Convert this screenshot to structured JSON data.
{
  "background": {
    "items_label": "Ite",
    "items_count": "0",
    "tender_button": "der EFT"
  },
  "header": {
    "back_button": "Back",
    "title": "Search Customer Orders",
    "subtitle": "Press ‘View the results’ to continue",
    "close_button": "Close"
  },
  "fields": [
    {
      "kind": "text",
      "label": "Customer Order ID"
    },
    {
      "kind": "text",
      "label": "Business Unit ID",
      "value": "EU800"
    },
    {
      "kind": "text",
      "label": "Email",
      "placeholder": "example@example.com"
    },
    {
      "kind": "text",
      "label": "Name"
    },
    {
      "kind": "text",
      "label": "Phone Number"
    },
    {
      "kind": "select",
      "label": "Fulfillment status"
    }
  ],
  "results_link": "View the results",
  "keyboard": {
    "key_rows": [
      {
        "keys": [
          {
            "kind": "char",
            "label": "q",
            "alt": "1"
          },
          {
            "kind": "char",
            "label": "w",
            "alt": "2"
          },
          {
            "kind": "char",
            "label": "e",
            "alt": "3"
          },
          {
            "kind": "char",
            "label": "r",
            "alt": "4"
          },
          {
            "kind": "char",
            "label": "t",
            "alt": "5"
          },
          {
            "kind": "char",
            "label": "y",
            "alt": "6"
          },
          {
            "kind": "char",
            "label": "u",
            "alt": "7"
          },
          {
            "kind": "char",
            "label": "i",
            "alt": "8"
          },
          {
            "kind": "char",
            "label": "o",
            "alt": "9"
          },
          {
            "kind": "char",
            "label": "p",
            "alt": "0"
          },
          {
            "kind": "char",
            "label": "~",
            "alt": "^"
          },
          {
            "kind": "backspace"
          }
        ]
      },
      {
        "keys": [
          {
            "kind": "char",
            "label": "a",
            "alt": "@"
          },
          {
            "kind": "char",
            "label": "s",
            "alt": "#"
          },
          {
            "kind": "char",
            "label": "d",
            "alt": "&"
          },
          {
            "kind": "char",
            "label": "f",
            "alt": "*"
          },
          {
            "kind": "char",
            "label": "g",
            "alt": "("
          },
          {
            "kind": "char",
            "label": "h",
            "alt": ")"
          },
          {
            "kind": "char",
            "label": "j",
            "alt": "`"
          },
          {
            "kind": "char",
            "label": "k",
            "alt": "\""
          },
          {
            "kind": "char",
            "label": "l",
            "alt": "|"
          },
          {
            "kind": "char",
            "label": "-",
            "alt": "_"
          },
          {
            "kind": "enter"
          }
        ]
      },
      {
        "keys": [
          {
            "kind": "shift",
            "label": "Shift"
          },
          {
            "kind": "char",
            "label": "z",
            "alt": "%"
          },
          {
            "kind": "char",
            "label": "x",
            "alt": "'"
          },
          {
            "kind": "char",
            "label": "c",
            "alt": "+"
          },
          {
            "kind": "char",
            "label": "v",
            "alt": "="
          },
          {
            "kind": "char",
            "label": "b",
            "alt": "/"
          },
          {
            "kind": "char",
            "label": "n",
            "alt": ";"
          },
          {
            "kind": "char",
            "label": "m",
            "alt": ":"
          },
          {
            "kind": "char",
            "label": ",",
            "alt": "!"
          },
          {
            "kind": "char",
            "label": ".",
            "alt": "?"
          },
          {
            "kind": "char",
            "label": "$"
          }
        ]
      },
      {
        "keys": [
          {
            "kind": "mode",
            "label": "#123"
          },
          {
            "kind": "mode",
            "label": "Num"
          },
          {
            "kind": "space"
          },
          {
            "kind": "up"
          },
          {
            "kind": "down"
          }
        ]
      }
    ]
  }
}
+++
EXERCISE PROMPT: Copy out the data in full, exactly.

FINISHED EXERCISE:
Convert this screenshot to structured JSON data.
{
  "background": {
    "items_label": "Ite",
    "items_count": "0",
    "tender_button": "der EFT"
  },
  "header": {
    "back_button": "Back",
    "title": "Search Customer Orders",
    "subtitle": "Press ‘View the results’ to continue",
    "close_button": "Close"
  },
  "fields": [
    {
      "kind": "text",
      "label": "Customer Order ID"
    },
    {
      "kind": "text",
      "label": "Business Unit ID",
      "value": "EU800"
    },
    {
      "kind": "text",
      "label": "Email",
      "placeholder": "example@example.com"
    },
    {
      "kind": "text",
      "label": "Name"
    },
    {
      "kind": "text",
      "label": "Phone Number"
    },
    {
      "kind": "select",
      "label": "Fulfillment status"
    }
  ],
  "results_link": "View the results",
  "keyboard": {
    "key_rows": [
      {
        "keys": [
          {
            "kind": "char",
            "label": "q",
            "alt": "1"
          },
          {
            "kind": "char",
            "label": "w",
            "alt": "2"
          },
          {
            "kind": "char",
            "label": "e",
            "alt": "3"
          },
          {
            "kind": "char",
            "label": "r",
            "alt": "4"
          },
          {
            "kind": "char",
            "label": "t",
            "alt": "5"
          },
          {
            "kind": "char",
            "label": "y",
            "alt": "6"
          },
          {
            "kind": "char",
            "label": "u",
            "alt": "7"
          },
          {
            "kind": "char",
            "label": "i",
            "alt": "8"
          },
          {
            "kind": "char",
            "label": "o",
            "alt": "9"
          },
          {
            "kind": "char",
            "label": "p",
            "alt": "0"
          },
          {
            "kind": "char",
            "label": "~",
            "alt": "^"
          },
          {
            "kind": "backspace"
          }
        ]
      },
      {
        "keys": [
          {
            "kind": "char",
            "label": "a",
            "alt": "@"
          },
          {
            "kind": "char",
            "label": "s",
            "alt": "#"
          },
          {
            "kind": "char",
            "label": "d",
            "alt": "&"
          },
          {
            "kind": "char",
            "label": "f",
            "alt": "*"
          },
          {
            "kind": "char",
            "label": "g",
            "alt": "("
          },
          {
            "kind": "char",
            "label": "h",
            "alt": ")"
          },
          {
            "kind": "char",
            "label": "j",
            "alt": "`"
          },
          {
            "kind": "char",
            "label": "k",
            "alt": "\""
          },
          {
            "kind": "char",
            "label": "l",
            "alt": "|"
          },
          {
            "kind": "char",
            "label": "-",
            "alt": "_"
          },
          {
            "kind": "enter"
          }
        ]
      },
      {
        "keys": [
          {
            "kind": "shift",
            "label": "Shift"
          },
          {
            "kind": "char",
            "label": "z",
            "alt": "%"
          },
          {
            "kind": "char",
            "label": "x",
            "alt": "'"
          },
          {
            "kind": "char",
            "label": "c",
            "alt": "+"
          },
          {
            "kind": "char",
            "label": "v",
            "alt": "="
          },
          {
            "kind": "char",
            "label": "b",
            "alt": "/"
          },
          {
            "kind": "char",
            "label": "n",
            "alt": ";"
          },
          {
            "kind": "char",
            "label": "m",
            "alt": ":"
          },
          {
            "kind": "char",
            "label": ",",
            "alt": "!"
          },
          {
            "kind": "char",
            "label": ".",
            "alt": "?"
          },
          {
            "kind": "char",
            "label": "$"
          }
        ]
      },
      {
        "keys": [
          {
            "kind": "mode",
            "label": "#123"
          },
          {
            "kind": "mode",
            "label": "Num"
          },
          {
            "kind": "space"
          },
          {
            "kind": "up"
          },
          {
            "kind": "down"
          }
        ]
      }
    ]
  }
}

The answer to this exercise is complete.